Does anyone have puppy or kitten that they care for while in Nursing school? - page 2
i really want to buy a new pup. i'm in my second semester of nursing courses. however i live alone and would be the only one caring for the puppy. i want to get a yorkie or a yorkiepoo. my... Read More
Jan 4, '07Occupation: Clinical Nurse Specialty: Neuro ; Joined: Mar '04; Posts: 814; Likes: 127I agree with most everyone that now would not be the best time to get into such a committment. I have kind of both sides. I do not have a dog of my own, and want one very much. BUT as much as I am in school and clinicals, the dog would be left locked up for much of the time which isn't fair to the dog, and I don't have the time, energy or desire to potty-train anything. I plan to get a dog (from a rescue org.) when I graduate and have the time to devote.
That said, I live with my boyfriend and he has a Husky. He's a firefighter and works 24 hour shifts, so when he's on duty, I am in charge of the dog. If I am gone all day at school, the dog is locked up in her crate while I'm gone. When I get home, all *I* want to do is study. But I have a 50 pound hyper puppy jumping around, excited to see me, wanting me to play. It makes studying much more complicated, I have to take frequent breaks to let her outside, she sits on my books, or licks my hands while I write... it's a pain! I adore her and she's great company, but she'd be much easier to get along with if I weren't so busy.

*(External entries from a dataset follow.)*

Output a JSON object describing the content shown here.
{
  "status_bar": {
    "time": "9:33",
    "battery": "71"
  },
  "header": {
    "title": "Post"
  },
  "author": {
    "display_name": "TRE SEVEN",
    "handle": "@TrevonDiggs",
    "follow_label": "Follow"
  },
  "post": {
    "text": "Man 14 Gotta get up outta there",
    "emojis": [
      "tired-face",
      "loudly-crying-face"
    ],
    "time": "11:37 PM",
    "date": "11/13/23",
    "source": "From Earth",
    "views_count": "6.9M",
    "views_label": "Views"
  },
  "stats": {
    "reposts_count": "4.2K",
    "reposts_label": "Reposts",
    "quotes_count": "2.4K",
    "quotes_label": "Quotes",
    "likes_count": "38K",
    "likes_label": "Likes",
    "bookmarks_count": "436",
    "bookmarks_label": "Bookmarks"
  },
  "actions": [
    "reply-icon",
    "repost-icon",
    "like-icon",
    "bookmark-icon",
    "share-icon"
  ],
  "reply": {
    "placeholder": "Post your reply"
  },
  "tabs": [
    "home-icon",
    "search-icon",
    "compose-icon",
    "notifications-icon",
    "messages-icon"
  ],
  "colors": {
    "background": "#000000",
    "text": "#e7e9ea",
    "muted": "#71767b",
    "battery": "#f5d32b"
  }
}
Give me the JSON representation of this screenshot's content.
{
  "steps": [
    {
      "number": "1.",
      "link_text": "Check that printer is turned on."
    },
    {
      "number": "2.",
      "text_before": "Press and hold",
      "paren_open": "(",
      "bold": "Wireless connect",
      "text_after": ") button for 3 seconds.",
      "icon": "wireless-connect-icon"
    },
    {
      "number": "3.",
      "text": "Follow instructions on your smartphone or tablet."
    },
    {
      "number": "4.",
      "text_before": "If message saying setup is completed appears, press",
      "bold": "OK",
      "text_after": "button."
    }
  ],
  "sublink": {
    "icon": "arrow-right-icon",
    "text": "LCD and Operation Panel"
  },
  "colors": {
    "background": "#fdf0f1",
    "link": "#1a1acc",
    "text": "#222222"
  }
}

So I would say to wait. I'm sure you want to be involved in caring for and training your dog, and nursing school is not the most accomodating time in your life to do that.
Jan 4, '07Joined: Apr '06; Posts: 156; Likes: 71Hi there!
I used to work at an animal shelter.
I have a 4 month old German Shepherd. I'm crazy about him, however, he is an UNBELIEVABLE amount of work. The socialization process is very important (especially in the protective breeds) and that alone means we're out pretty much every night doing something with other dogs and other people. He goes to training classes once a week, too (which is another VERY important thing for a big dog, and even for little ones, yes, I would highly recommend this.) Then there's the cost. The shots (4 or 5 sets when they're babies) cost $75-$100 each time he goes to the vet. The neuter surgery will cost $250. Then there's the food. The toys. The stuff he needs to chew on. Puppies are like having a baby. I would not recommend getting one for "friendship" because until they are a bit older, they are children who need to be cared for constantly. You must be very, very committed or it won't be at all fair to the animal and you risk having a dangerous, needy pet that is at high risk of relinquishment when you get tired of it's antics.
On that note, adopting an older dog who's already housebroken might not be a bad idea. Older dogs need love, too, and they often make better "companions" because they are often less excitable, more mature, and in general, calmer.
And finally, cats. Cats are awesome! Kittens are hyper but adult cats make EXCELLENT companions. Of all your options, I'd highly recomend adopting an adult cat. They are wonderful companions who will be so grateful for your company. Pick an adult cat. That's my recommendation.